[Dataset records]

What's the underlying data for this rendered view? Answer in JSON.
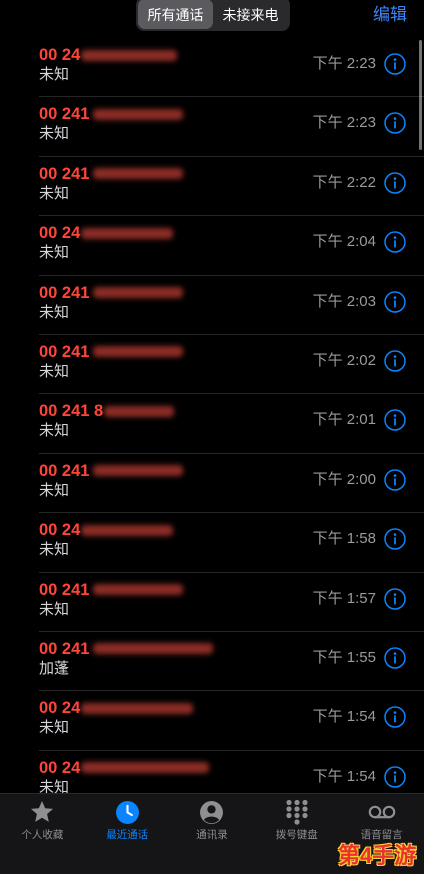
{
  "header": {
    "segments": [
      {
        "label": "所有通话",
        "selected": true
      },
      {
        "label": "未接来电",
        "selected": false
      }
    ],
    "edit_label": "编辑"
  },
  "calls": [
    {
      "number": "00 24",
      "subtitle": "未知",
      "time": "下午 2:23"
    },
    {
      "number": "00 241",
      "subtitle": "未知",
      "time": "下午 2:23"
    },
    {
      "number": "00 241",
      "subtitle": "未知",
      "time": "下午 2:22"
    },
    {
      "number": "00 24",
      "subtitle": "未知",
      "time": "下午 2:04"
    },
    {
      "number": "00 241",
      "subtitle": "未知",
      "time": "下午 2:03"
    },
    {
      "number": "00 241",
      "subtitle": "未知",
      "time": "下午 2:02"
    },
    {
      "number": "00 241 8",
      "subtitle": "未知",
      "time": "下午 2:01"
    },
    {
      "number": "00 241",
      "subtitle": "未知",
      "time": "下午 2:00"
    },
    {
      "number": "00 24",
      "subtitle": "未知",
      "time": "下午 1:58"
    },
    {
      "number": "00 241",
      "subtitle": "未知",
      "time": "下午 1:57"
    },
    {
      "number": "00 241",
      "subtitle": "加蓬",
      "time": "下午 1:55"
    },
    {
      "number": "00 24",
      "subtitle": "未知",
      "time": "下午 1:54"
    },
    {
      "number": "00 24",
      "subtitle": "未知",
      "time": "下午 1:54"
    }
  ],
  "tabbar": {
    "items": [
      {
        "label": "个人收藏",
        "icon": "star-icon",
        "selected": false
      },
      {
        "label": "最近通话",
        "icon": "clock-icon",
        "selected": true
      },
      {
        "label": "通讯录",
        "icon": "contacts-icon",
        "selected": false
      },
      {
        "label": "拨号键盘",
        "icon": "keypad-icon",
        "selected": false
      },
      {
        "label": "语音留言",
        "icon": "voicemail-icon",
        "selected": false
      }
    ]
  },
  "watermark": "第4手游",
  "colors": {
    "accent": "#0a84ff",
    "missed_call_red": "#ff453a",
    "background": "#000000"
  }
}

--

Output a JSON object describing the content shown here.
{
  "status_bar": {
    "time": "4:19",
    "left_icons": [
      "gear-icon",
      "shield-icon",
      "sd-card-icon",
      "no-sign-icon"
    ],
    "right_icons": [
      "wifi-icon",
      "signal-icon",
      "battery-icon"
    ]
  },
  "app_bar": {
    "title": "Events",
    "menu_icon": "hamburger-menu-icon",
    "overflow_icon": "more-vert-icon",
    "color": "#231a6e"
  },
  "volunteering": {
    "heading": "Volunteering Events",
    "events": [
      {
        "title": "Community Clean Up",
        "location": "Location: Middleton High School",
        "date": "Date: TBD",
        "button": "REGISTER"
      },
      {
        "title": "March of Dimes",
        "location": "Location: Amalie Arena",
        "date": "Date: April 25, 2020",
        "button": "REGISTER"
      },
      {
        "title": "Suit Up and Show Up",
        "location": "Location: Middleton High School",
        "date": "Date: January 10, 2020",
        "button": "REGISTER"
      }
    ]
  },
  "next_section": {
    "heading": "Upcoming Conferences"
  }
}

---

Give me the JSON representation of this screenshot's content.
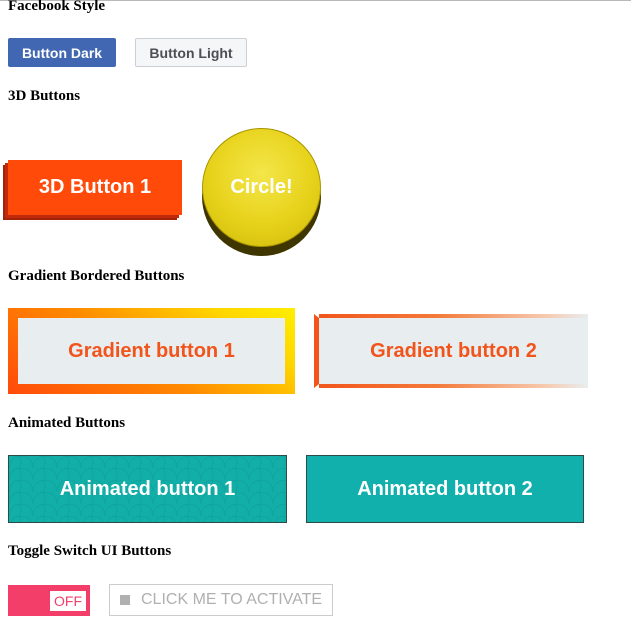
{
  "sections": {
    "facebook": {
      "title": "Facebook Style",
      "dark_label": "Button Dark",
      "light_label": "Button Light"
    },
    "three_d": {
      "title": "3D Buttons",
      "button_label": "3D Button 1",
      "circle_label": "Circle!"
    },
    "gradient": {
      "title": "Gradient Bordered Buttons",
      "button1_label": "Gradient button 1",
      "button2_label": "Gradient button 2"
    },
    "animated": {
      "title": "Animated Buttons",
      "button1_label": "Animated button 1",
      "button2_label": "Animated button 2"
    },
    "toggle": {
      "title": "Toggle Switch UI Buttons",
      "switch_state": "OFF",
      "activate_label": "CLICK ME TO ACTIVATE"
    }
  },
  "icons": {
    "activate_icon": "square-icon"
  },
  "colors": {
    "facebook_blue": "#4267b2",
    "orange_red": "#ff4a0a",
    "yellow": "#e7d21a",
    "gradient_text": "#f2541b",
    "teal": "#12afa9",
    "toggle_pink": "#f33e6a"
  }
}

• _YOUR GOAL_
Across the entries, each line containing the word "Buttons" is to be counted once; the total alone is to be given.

• _EXERCISE RESPONSE_
4